Hickory is a classic hard wood choice for smoking turkey for several reasons. It has a distinct flavor that is robust and very forward and is familiar to those who enjoy smoky flavors.

Maple wood gives off a sweeter smoke and can add a lovely golden hue to anything you smoke with it.

Oak is a European classic smoking wood that is not often associated with our native bird. Oak provides a rich, deep smoke flavor that may be a little much for a turkey. That being said, red oak varieties can give white meat like turkey a distinct reddish tint that looks amazing on the dinner table. Tread carefully here.

Cherry and apple wood, like other fruit woods, will infuse the flavor of their fruit into your food. Fruit tree woods are especially good for smoking lighter meats like chicken or turkey with their more delicate flavors. There is less risk here to overpower your meal with too much smoke forward flavor.

Mesquite is a favorite in the southwestern states and delivers the strongest of flavors. If you want the powerful forward flavors of mesquite on your bird, I recommend cutting it with a milder wood to balance out the effects. Too much mesquite smoke can be overwhelming.

Alder is another great option that is readily available in many areas. Alder smoke has an earthy flavor that is a little milder and is therefore a bit more forgiving for anyone new to smoking. If you find the flavors from other hardwoods to be too strong, adding some alder will help tone it down a bit and still add its own delicious characteristics.

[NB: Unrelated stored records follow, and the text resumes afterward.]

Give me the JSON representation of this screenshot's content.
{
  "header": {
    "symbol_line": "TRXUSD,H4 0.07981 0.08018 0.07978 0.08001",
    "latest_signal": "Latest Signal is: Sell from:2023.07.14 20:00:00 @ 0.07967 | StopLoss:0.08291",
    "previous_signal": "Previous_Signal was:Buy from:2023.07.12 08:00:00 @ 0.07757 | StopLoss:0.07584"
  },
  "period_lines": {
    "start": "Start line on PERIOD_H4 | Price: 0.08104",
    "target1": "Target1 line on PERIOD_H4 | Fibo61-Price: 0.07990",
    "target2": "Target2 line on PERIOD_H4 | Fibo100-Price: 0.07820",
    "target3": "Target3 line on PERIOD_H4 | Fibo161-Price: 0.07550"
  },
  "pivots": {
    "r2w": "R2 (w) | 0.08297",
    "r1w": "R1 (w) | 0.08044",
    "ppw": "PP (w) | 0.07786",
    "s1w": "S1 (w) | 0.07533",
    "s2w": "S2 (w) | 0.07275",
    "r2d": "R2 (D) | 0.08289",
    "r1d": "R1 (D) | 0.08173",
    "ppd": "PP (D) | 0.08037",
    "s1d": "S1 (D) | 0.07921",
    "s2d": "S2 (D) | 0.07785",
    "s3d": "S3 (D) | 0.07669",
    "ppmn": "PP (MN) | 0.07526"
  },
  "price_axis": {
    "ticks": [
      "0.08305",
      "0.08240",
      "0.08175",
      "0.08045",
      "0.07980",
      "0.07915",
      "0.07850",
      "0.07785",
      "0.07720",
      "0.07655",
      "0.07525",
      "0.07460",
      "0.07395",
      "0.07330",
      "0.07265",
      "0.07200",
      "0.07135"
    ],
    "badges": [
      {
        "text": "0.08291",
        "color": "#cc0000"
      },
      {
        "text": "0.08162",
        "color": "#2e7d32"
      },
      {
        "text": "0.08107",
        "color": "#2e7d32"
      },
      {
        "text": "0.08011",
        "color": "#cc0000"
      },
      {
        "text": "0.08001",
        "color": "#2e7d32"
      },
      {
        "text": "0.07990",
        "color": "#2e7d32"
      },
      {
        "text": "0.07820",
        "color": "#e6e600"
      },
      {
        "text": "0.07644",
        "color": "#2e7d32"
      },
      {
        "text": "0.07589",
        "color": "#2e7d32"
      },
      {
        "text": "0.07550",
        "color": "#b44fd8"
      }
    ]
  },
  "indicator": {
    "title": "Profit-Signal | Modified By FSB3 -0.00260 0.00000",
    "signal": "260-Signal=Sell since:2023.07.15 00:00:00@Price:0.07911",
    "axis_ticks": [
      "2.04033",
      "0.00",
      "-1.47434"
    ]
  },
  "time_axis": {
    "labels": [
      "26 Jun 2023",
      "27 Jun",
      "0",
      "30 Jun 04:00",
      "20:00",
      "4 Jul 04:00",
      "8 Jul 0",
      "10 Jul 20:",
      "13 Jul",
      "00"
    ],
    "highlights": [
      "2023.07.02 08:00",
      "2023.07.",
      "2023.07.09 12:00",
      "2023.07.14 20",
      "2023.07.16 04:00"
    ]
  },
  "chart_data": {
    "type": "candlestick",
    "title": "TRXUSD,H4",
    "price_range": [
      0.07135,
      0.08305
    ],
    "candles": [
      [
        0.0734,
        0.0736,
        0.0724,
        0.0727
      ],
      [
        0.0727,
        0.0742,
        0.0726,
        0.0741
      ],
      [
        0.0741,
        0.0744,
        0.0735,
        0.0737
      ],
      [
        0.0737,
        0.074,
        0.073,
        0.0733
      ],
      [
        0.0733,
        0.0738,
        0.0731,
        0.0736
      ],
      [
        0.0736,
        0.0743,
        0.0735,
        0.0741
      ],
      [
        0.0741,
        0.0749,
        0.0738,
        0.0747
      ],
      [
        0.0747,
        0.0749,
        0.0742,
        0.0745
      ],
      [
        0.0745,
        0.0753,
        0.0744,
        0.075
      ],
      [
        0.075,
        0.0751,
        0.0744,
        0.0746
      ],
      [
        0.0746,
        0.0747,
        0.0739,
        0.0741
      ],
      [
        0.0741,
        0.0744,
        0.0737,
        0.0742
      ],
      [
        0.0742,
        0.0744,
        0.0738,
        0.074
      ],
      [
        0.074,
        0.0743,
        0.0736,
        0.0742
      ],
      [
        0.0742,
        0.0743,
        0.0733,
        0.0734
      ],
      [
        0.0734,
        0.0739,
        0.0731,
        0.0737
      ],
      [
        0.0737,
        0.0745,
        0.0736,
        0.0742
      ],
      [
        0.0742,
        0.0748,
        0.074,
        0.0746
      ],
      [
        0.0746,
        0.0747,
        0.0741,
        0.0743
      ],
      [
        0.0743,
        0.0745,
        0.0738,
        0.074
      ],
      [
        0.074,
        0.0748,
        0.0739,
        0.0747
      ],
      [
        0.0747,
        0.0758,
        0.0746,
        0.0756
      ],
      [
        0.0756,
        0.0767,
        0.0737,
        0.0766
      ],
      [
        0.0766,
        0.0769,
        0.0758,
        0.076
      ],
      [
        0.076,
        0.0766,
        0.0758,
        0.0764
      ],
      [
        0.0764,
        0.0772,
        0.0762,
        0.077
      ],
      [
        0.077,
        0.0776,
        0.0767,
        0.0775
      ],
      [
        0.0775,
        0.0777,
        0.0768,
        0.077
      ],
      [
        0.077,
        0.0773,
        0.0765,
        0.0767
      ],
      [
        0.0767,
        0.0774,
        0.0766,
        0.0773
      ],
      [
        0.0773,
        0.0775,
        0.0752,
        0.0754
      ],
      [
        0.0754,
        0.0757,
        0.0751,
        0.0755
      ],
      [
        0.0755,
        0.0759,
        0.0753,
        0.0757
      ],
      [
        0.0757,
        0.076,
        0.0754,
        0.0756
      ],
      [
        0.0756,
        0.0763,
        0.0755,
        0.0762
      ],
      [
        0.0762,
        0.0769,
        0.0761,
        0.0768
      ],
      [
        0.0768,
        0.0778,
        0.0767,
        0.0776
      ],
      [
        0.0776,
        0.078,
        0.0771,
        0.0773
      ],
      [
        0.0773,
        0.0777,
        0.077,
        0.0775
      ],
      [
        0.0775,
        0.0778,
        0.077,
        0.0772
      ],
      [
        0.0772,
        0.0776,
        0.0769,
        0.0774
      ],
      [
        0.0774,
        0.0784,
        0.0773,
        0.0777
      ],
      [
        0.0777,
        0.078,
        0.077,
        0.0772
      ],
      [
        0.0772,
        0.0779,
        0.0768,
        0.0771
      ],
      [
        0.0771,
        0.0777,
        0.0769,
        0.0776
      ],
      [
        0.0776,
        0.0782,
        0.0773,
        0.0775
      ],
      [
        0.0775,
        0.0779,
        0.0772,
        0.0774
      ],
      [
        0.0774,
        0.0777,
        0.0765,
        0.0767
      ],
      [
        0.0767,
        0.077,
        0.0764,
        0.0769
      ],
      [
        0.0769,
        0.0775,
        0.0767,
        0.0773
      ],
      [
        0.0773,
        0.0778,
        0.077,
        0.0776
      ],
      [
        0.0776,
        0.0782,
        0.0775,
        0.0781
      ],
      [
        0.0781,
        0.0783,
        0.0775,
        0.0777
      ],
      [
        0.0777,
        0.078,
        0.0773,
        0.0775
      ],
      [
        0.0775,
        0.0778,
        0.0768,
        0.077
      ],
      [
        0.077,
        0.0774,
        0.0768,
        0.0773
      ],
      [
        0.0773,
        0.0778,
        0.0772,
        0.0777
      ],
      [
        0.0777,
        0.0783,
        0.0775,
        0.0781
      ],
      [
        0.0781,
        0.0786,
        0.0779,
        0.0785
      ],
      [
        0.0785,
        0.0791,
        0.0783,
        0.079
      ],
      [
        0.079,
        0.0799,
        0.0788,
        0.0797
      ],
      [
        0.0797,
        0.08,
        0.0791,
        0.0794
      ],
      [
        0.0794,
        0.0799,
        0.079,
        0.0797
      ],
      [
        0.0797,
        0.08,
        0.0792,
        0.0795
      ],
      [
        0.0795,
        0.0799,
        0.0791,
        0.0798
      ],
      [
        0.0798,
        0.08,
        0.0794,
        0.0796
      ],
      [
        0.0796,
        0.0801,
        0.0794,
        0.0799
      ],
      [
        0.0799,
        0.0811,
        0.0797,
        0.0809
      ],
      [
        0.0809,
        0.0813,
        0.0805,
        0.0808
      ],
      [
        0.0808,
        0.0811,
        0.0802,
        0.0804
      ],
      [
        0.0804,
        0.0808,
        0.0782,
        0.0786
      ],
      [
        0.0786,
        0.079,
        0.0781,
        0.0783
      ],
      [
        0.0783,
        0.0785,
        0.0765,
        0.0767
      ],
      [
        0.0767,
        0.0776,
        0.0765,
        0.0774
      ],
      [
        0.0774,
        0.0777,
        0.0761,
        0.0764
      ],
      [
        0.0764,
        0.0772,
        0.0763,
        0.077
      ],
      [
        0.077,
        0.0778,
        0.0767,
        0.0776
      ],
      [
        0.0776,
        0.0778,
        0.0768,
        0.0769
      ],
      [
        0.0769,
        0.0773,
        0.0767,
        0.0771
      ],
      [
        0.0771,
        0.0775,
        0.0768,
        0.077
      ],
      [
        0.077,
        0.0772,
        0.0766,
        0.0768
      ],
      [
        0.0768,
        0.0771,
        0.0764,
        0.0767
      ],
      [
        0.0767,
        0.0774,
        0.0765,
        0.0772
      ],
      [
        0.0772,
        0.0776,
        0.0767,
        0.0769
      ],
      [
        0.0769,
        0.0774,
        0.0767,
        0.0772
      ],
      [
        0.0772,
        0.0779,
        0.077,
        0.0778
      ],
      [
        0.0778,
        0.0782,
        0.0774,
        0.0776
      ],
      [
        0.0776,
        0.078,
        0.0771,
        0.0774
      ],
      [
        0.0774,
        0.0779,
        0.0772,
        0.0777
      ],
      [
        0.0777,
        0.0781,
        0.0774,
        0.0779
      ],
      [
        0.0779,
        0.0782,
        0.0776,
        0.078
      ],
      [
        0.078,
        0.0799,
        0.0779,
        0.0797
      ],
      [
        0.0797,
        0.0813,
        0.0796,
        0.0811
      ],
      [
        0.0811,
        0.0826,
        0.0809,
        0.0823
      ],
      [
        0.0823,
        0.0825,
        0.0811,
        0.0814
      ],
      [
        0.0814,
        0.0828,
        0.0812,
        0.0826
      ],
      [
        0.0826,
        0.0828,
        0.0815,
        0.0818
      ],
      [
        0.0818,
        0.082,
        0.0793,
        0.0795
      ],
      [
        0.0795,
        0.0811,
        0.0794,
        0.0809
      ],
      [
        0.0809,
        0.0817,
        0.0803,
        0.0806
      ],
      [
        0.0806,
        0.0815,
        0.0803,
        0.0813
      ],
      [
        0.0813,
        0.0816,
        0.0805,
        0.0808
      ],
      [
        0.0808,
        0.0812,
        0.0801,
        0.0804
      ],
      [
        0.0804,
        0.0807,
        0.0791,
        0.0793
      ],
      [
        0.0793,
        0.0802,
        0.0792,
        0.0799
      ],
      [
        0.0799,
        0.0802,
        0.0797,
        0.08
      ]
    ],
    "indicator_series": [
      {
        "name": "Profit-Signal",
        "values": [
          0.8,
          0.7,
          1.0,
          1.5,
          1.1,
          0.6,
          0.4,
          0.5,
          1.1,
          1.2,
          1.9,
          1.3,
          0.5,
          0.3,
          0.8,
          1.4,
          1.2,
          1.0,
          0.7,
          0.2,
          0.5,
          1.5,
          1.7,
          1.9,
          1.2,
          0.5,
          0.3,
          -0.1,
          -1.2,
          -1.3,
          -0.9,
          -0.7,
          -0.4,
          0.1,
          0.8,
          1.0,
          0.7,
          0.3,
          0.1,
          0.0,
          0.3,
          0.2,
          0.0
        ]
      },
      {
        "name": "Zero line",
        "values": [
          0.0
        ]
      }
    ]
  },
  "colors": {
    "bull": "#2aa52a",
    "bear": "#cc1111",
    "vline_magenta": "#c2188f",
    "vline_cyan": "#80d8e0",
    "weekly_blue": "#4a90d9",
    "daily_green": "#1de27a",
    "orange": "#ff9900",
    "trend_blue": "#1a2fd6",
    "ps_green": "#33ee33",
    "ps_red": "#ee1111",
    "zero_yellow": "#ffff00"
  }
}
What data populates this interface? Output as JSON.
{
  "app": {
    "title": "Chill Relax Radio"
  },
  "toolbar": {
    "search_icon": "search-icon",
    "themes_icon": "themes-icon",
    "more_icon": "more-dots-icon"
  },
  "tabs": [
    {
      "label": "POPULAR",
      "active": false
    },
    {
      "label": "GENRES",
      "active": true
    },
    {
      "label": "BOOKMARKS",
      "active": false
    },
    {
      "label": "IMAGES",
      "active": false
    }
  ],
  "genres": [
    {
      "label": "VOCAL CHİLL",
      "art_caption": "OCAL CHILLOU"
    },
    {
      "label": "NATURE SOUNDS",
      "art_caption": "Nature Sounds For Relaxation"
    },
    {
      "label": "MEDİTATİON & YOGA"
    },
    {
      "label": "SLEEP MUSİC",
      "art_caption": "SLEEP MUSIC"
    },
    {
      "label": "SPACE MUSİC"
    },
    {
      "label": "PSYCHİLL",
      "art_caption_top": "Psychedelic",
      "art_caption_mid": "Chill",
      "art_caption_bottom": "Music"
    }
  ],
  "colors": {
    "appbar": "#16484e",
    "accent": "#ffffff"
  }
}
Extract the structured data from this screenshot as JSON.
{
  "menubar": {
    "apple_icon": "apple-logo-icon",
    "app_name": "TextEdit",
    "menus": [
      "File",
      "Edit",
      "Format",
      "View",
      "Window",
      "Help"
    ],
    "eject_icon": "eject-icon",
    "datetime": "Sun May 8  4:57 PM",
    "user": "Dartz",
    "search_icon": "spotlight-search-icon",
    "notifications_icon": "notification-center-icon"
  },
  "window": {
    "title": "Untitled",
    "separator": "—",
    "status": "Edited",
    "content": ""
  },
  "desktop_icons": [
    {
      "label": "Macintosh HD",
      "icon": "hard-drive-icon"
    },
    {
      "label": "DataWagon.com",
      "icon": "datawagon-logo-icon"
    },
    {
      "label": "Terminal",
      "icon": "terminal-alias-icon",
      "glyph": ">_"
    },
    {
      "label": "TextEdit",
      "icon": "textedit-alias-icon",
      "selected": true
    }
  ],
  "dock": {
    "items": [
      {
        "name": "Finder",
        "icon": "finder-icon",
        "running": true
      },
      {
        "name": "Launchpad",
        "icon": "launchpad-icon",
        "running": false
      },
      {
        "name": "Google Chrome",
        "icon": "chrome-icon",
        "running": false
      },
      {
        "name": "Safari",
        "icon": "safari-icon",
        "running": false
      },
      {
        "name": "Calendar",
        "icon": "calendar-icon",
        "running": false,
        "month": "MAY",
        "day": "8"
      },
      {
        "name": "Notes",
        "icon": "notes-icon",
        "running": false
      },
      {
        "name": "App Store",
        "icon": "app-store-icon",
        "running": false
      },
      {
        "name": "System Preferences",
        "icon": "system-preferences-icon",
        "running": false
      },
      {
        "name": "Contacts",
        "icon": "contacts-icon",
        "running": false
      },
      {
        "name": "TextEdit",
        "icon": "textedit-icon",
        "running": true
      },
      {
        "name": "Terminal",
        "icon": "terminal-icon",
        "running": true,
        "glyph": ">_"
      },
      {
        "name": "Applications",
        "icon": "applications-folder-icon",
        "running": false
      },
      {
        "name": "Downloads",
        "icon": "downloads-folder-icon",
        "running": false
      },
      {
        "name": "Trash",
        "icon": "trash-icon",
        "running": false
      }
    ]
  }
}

While smoking a whole turkey can seem intimidating at first, it is really a rewarding process with a delicious outcome. Experimentation is key in discovering what you like and don’t like, so don’t hesitate to try out some different combos on some smaller birds to prepare for choosing the best wood to smoke your turkey.

For some high quality, untreated flavorful smoking woods check these options from Wildwood Grilling.

Check out this smoked Turkey recipe that I made last Thanksgiving. I brined it and used Hickory smoking blocks. It was a hit!

Happy smoking… and eating!


Matt worked his first kitchen job in the country of Malta at the age of 15. He has worked as a restaurant Chef in Arizona, Maine, Spain, the UK, Oregon and finally North Idaho. Now the Executive Chef at Wildwood Grilling, he thoroughly enjoys his day job.